But every time you stop the gay joke before the punchline, every time you tell a friend it’s not okay to shame a transgender sex worker, every time you use gender neutral pronouns at your workplace - someone is listening. You’re saying that homophobic and transphobic behavior is no longer acceptable, at least not on your watch. And you’re creating an environment that protects queer people without demanding that they come out.

And these are the things that matter. We want a community in which homophobic and transphobic slurs no longer have their sting. We want a community in which bigotry is no longer a weapon, but is reduced to a joke.

Thank you again for being here, have a great evening, and take care of one another."

See also[]

References[]

  • Nurul Azliah Aripin, "Singapore's LGBT community in new Pink Dot Singapore video", Yahoo! News, 26 May 2014[8].
  • Associate Editor, ""Singapore gay rights movement launches sexual tolerance campaign (VIDEO), Gay Asia News, 27 May 2014[9].
  • Noor Deros, "Why wear WHITE?", 18 June 2014[10].
  • Alfian Sa'at's Facebook comments on the "Wear White" campaign, 18 June 2014[11].
  • Tham Yuen-C, "Church network joins Muslim group in stand against Pink Dot", Singapolitics, 20 June 2014[12].
  • Ng Yi Shu, "A group of Muslims have organised a ‘Wear White’ movement to protest against S’pore’s LGBT movement", Mothership, 19 June 2014[13].
  • http://www.theonlinecitizen.com/2014/06/26000-crowd-celebrate-the-freedom-to-love-at-pink-dot-2014

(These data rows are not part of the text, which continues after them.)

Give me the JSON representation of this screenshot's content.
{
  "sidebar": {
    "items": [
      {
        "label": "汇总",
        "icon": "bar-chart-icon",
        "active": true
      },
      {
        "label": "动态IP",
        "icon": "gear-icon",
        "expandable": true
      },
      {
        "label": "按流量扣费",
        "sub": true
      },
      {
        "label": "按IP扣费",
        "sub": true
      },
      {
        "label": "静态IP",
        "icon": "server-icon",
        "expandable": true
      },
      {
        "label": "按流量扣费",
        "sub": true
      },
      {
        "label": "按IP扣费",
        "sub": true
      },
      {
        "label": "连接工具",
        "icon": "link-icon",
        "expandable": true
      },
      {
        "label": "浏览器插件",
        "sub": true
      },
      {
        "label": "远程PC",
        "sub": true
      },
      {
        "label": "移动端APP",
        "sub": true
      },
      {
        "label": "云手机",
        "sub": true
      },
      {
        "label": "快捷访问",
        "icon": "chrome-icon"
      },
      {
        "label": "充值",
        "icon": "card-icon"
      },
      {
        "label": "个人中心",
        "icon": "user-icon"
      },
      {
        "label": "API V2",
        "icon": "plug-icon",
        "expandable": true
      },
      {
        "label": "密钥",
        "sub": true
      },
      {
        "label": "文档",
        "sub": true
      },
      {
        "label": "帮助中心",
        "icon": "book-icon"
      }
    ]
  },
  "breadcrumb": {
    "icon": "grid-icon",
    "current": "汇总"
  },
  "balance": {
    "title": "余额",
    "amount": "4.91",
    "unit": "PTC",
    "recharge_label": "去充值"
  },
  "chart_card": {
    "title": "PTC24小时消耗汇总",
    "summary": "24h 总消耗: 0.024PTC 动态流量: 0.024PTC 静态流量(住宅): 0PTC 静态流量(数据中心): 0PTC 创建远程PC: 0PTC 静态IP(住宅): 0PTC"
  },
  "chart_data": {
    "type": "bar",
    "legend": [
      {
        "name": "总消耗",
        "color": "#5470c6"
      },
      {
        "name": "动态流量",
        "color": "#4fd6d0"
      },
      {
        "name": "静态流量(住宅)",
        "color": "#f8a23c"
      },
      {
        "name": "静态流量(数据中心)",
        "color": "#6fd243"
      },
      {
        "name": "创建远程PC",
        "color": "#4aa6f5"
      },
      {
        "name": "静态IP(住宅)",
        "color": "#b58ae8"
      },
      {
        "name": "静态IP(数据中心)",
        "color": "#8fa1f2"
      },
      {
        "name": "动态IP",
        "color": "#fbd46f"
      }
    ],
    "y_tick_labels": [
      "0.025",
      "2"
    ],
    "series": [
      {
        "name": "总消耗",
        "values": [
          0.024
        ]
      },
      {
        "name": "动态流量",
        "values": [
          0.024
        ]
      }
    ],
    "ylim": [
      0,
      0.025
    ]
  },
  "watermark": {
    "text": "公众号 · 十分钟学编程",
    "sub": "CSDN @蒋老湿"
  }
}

Acknowledgements[]

This article was written by Roy Tan.

  1. 1.0 1.1 Template:Cite web
  2. Template:Cite web
  3. Template:Cite web
  4. [14] Template:Webarchive
  5. Template:Cite web
  6. Template:Cite web
  7. Template:Cite web
  8. Template:Cite web
  9. Template:Cite web
  10. Template:Cite web
  11. Template:Cite web
Advertisement